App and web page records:
+ + + + + + +

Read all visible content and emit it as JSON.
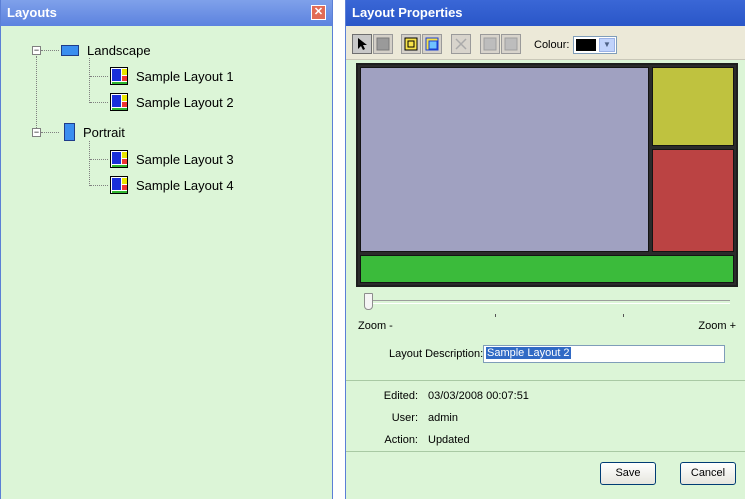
{
  "layouts_panel": {
    "title": "Layouts",
    "close_glyph": "✕",
    "tree": [
      {
        "label": "Landscape",
        "icon": "landscape-icon",
        "expander": "−",
        "children": [
          {
            "label": "Sample Layout 1"
          },
          {
            "label": "Sample Layout 2"
          }
        ]
      },
      {
        "label": "Portrait",
        "icon": "portrait-icon",
        "expander": "−",
        "children": [
          {
            "label": "Sample Layout 3"
          },
          {
            "label": "Sample Layout 4"
          }
        ]
      }
    ]
  },
  "properties_panel": {
    "title": "Layout Properties",
    "toolbar": {
      "buttons": [
        "pointer-icon",
        "region-icon",
        "single-region-icon",
        "split-region-icon",
        "delete-icon",
        "bring-forward-icon",
        "send-back-icon"
      ],
      "colour_label": "Colour:",
      "colour_value": "#000000"
    },
    "canvas_regions": [
      {
        "name": "region-main",
        "color": "#a0a1c1"
      },
      {
        "name": "region-top-right",
        "color": "#bfc23f"
      },
      {
        "name": "region-bottom-right",
        "color": "#bb4343"
      },
      {
        "name": "region-footer",
        "color": "#3bbb3b"
      }
    ],
    "zoom": {
      "min_label": "Zoom -",
      "max_label": "Zoom +",
      "value": 0
    },
    "description_label": "Layout Description:",
    "description_value": "Sample Layout 2",
    "edited_label": "Edited:",
    "edited_value": "03/03/2008 00:07:51",
    "user_label": "User:",
    "user_value": "admin",
    "action_label": "Action:",
    "action_value": "Updated",
    "save_label": "Save",
    "cancel_label": "Cancel"
  }
}
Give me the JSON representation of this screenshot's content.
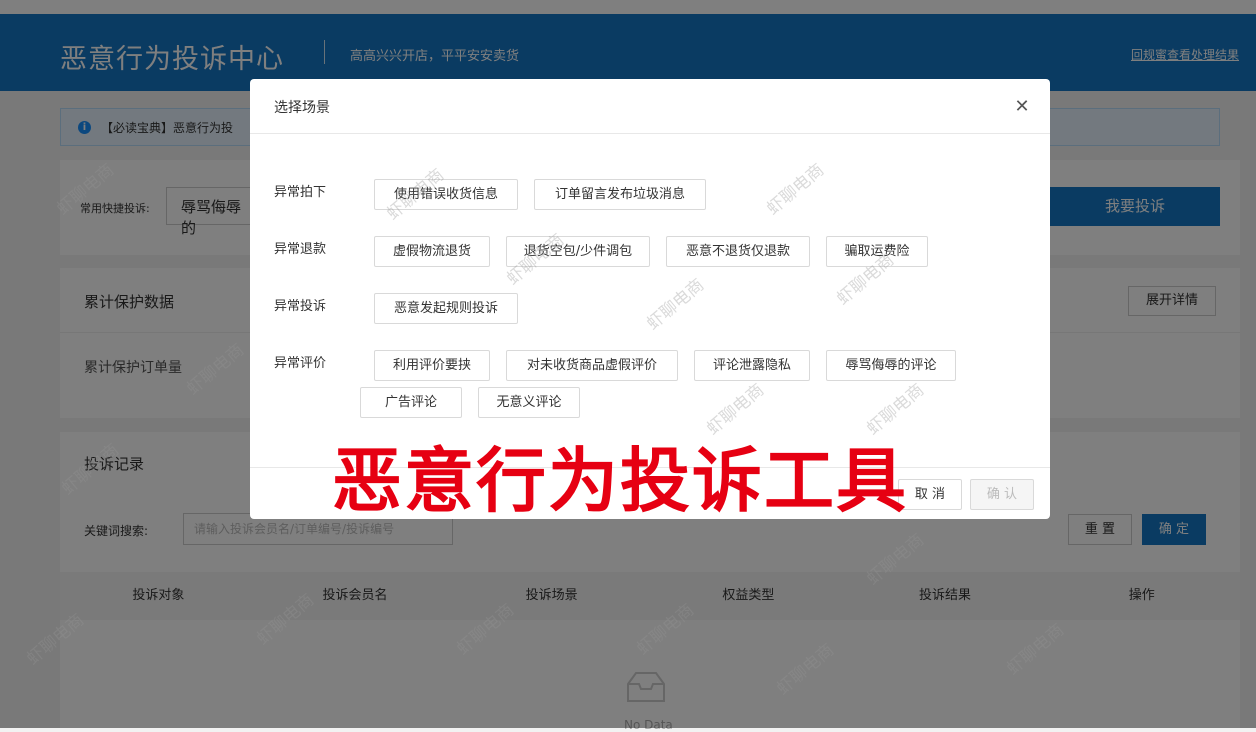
{
  "header": {
    "title": "恶意行为投诉中心",
    "slogan": "高高兴兴开店，平平安安卖货",
    "link": "回规蜜查看处理结果"
  },
  "notice": {
    "icon": "info-icon",
    "text": "【必读宝典】恶意行为投"
  },
  "quick": {
    "label": "常用快捷投诉:",
    "input_value": "辱骂侮辱的",
    "complain_button": "我要投诉"
  },
  "stats": {
    "title": "累计保护数据",
    "expand_button": "展开详情",
    "orders_label": "累计保护订单量"
  },
  "records": {
    "title": "投诉记录",
    "keyword_label": "关键词搜索:",
    "keyword_placeholder": "请输入投诉会员名/订单编号/投诉编号",
    "reset_button": "重 置",
    "ok_button": "确 定",
    "columns": [
      "投诉对象",
      "投诉会员名",
      "投诉场景",
      "权益类型",
      "投诉结果",
      "操作"
    ],
    "empty_text": "No Data"
  },
  "modal": {
    "title": "选择场景",
    "close_icon": "close-icon",
    "groups": [
      {
        "label": "异常拍下",
        "tags": [
          "使用错误收货信息",
          "订单留言发布垃圾消息"
        ]
      },
      {
        "label": "异常退款",
        "tags": [
          "虚假物流退货",
          "退货空包/少件调包",
          "恶意不退货仅退款",
          "骗取运费险"
        ]
      },
      {
        "label": "异常投诉",
        "tags": [
          "恶意发起规则投诉"
        ]
      },
      {
        "label": "异常评价",
        "tags": [
          "利用评价要挟",
          "对未收货商品虚假评价",
          "评论泄露隐私",
          "辱骂侮辱的评论",
          "广告评论",
          "无意义评论"
        ]
      }
    ],
    "cancel_button": "取 消",
    "confirm_button": "确 认"
  },
  "overlay_caption": "恶意行为投诉工具",
  "watermark": "虾聊电商",
  "colors": {
    "brand_blue": "#1577c4",
    "caption_red": "#e60012"
  }
}
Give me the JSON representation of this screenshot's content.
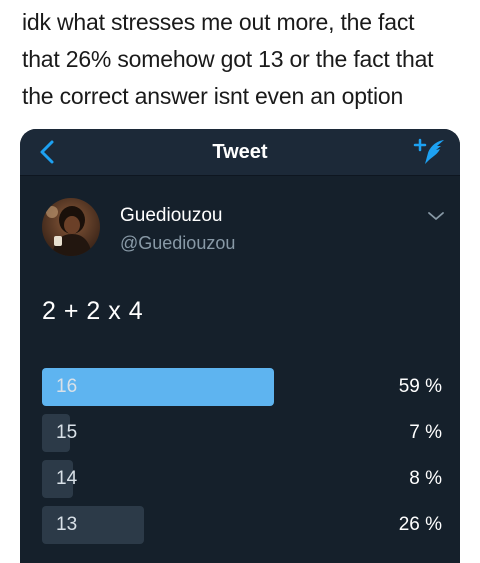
{
  "caption": {
    "line1": "idk what stresses me out more, the fact",
    "line2": "that 26% somehow got 13 or the fact that",
    "line3": "the correct answer isnt even an option"
  },
  "nav": {
    "title": "Tweet",
    "back_icon": "chevron-left-icon",
    "compose_icon": "compose-tweet-icon"
  },
  "user": {
    "display_name": "Guediouzou",
    "handle": "@Guediouzou"
  },
  "tweet": {
    "text": "2 + 2 x 4"
  },
  "poll": {
    "options": [
      {
        "label": "16",
        "percent_text": "59 %",
        "percent": 59,
        "winner": true
      },
      {
        "label": "15",
        "percent_text": "7 %",
        "percent": 7,
        "winner": false
      },
      {
        "label": "14",
        "percent_text": "8 %",
        "percent": 8,
        "winner": false
      },
      {
        "label": "13",
        "percent_text": "26 %",
        "percent": 26,
        "winner": false
      }
    ]
  },
  "colors": {
    "background": "#15202b",
    "accent": "#1da1f2",
    "winner_bar": "#5eb4f0",
    "bar": "#2c3a48"
  }
}
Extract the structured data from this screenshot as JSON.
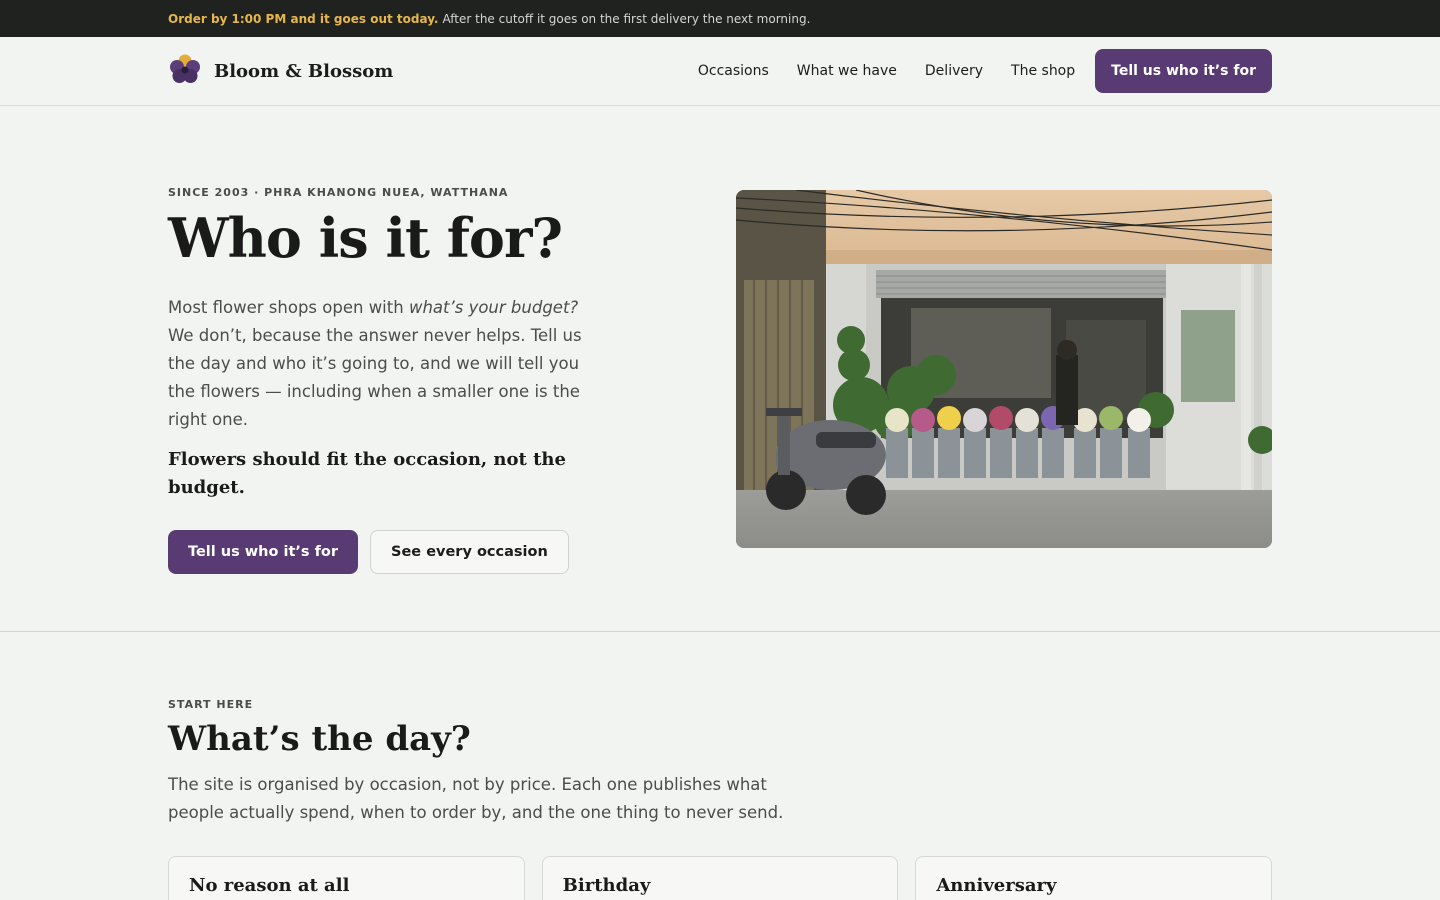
{
  "topbar": {
    "highlight": "Order by 1:00 PM and it goes out today.",
    "text": "After the cutoff it goes on the first delivery the next morning."
  },
  "nav": {
    "brand": "Bloom & Blossom",
    "links": [
      "Occasions",
      "What we have",
      "Delivery",
      "The shop"
    ],
    "cta": "Tell us who it’s for"
  },
  "hero": {
    "eyebrow": "SINCE 2003 · PHRA KHANONG NUEA, WATTHANA",
    "title": "Who is it for?",
    "lead_start": "Most flower shops open with ",
    "lead_em": "what’s your budget?",
    "lead_end": " We don’t, because the answer never helps. Tell us the day and who it’s going to, and we will tell you the flowers — including when a smaller one is the right one.",
    "tagline": "Flowers should fit the occasion, not the budget.",
    "cta_primary": "Tell us who it’s for",
    "cta_secondary": "See every occasion"
  },
  "occasions": {
    "eyebrow": "START HERE",
    "title": "What’s the day?",
    "description": "The site is organised by occasion, not by price. Each one publishes what people actually spend, when to order by, and the one thing to never send.",
    "cards": [
      "No reason at all",
      "Birthday",
      "Anniversary"
    ]
  },
  "colors": {
    "accent": "#573b72",
    "topbar_bg": "#1f221f",
    "topbar_highlight": "#e7b64a",
    "page_bg": "#f2f4f1"
  },
  "icons": {
    "logo": "flower-logo-icon",
    "hero_image": "flower-shop-storefront-photo"
  }
}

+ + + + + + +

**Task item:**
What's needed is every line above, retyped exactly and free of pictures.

**Solved exercise:**
Read all visible content and emit it as JSON.
{
  "layouts_panel": {
    "title": "Layouts",
    "close_glyph": "✕",
    "tree": [
      {
        "label": "Landscape",
        "icon": "landscape-icon",
        "expander": "−",
        "children": [
          {
            "label": "Sample Layout 1"
          },
          {
            "label": "Sample Layout 2"
          }
        ]
      },
      {
        "label": "Portrait",
        "icon": "portrait-icon",
        "expander": "−",
        "children": [
          {
            "label": "Sample Layout 3"
          },
          {
            "label": "Sample Layout 4"
          }
        ]
      }
    ]
  },
  "properties_panel": {
    "title": "Layout Properties",
    "toolbar": {
      "buttons": [
        "pointer-icon",
        "region-icon",
        "single-region-icon",
        "split-region-icon",
        "delete-icon",
        "bring-forward-icon",
        "send-back-icon"
      ],
      "colour_label": "Colour:",
      "colour_value": "#000000"
    },
    "canvas_regions": [
      {
        "name": "region-main",
        "color": "#a0a1c1"
      },
      {
        "name": "region-top-right",
        "color": "#bfc23f"
      },
      {
        "name": "region-bottom-right",
        "color": "#bb4343"
      },
      {
        "name": "region-footer",
        "color": "#3bbb3b"
      }
    ],
    "zoom": {
      "min_label": "Zoom -",
      "max_label": "Zoom +",
      "value": 0
    },
    "description_label": "Layout Description:",
    "description_value": "Sample Layout 2",
    "edited_label": "Edited:",
    "edited_value": "03/03/2008 00:07:51",
    "user_label": "User:",
    "user_value": "admin",
    "action_label": "Action:",
    "action_value": "Updated",
    "save_label": "Save",
    "cancel_label": "Cancel"
  }
}
Give me the JSON representation of this screenshot's content.
{
  "header": {
    "title": "恶意行为投诉中心",
    "slogan": "高高兴兴开店，平平安安卖货",
    "link": "回规蜜查看处理结果"
  },
  "notice": {
    "icon": "info-icon",
    "text": "【必读宝典】恶意行为投"
  },
  "quick": {
    "label": "常用快捷投诉:",
    "input_value": "辱骂侮辱的",
    "complain_button": "我要投诉"
  },
  "stats": {
    "title": "累计保护数据",
    "expand_button": "展开详情",
    "orders_label": "累计保护订单量"
  },
  "records": {
    "title": "投诉记录",
    "keyword_label": "关键词搜索:",
    "keyword_placeholder": "请输入投诉会员名/订单编号/投诉编号",
    "reset_button": "重 置",
    "ok_button": "确 定",
    "columns": [
      "投诉对象",
      "投诉会员名",
      "投诉场景",
      "权益类型",
      "投诉结果",
      "操作"
    ],
    "empty_text": "No Data"
  },
  "modal": {
    "title": "选择场景",
    "close_icon": "close-icon",
    "groups": [
      {
        "label": "异常拍下",
        "tags": [
          "使用错误收货信息",
          "订单留言发布垃圾消息"
        ]
      },
      {
        "label": "异常退款",
        "tags": [
          "虚假物流退货",
          "退货空包/少件调包",
          "恶意不退货仅退款",
          "骗取运费险"
        ]
      },
      {
        "label": "异常投诉",
        "tags": [
          "恶意发起规则投诉"
        ]
      },
      {
        "label": "异常评价",
        "tags": [
          "利用评价要挟",
          "对未收货商品虚假评价",
          "评论泄露隐私",
          "辱骂侮辱的评论",
          "广告评论",
          "无意义评论"
        ]
      }
    ],
    "cancel_button": "取 消",
    "confirm_button": "确 认"
  },
  "overlay_caption": "恶意行为投诉工具",
  "watermark": "虾聊电商",
  "colors": {
    "brand_blue": "#1577c4",
    "caption_red": "#e60012"
  }
}
Give me the JSON representation of this screenshot's content.
{
  "caption": {
    "line1": "idk what stresses me out more, the fact",
    "line2": "that 26% somehow got 13 or the fact that",
    "line3": "the correct answer isnt even an option"
  },
  "nav": {
    "title": "Tweet",
    "back_icon": "chevron-left-icon",
    "compose_icon": "compose-tweet-icon"
  },
  "user": {
    "display_name": "Guediouzou",
    "handle": "@Guediouzou"
  },
  "tweet": {
    "text": "2 + 2 x 4"
  },
  "poll": {
    "options": [
      {
        "label": "16",
        "percent_text": "59 %",
        "percent": 59,
        "winner": true
      },
      {
        "label": "15",
        "percent_text": "7 %",
        "percent": 7,
        "winner": false
      },
      {
        "label": "14",
        "percent_text": "8 %",
        "percent": 8,
        "winner": false
      },
      {
        "label": "13",
        "percent_text": "26 %",
        "percent": 26,
        "winner": false
      }
    ]
  },
  "colors": {
    "background": "#15202b",
    "accent": "#1da1f2",
    "winner_bar": "#5eb4f0",
    "bar": "#2c3a48"
  }
}
Extract the structured data from this screenshot as JSON.
{
  "topbar": {
    "highlight": "Order by 1:00 PM and it goes out today.",
    "text": "After the cutoff it goes on the first delivery the next morning."
  },
  "nav": {
    "brand": "Bloom & Blossom",
    "links": [
      "Occasions",
      "What we have",
      "Delivery",
      "The shop"
    ],
    "cta": "Tell us who it’s for"
  },
  "hero": {
    "eyebrow": "SINCE 2003 · PHRA KHANONG NUEA, WATTHANA",
    "title": "Who is it for?",
    "lead_start": "Most flower shops open with ",
    "lead_em": "what’s your budget?",
    "lead_end": " We don’t, because the answer never helps. Tell us the day and who it’s going to, and we will tell you the flowers — including when a smaller one is the right one.",
    "tagline": "Flowers should fit the occasion, not the budget.",
    "cta_primary": "Tell us who it’s for",
    "cta_secondary": "See every occasion"
  },
  "occasions": {
    "eyebrow": "START HERE",
    "title": "What’s the day?",
    "description": "The site is organised by occasion, not by price. Each one publishes what people actually spend, when to order by, and the one thing to never send.",
    "cards": [
      "No reason at all",
      "Birthday",
      "Anniversary"
    ]
  },
  "colors": {
    "accent": "#573b72",
    "topbar_bg": "#1f221f",
    "topbar_highlight": "#e7b64a",
    "page_bg": "#f2f4f1"
  },
  "icons": {
    "logo": "flower-logo-icon",
    "hero_image": "flower-shop-storefront-photo"
  }
}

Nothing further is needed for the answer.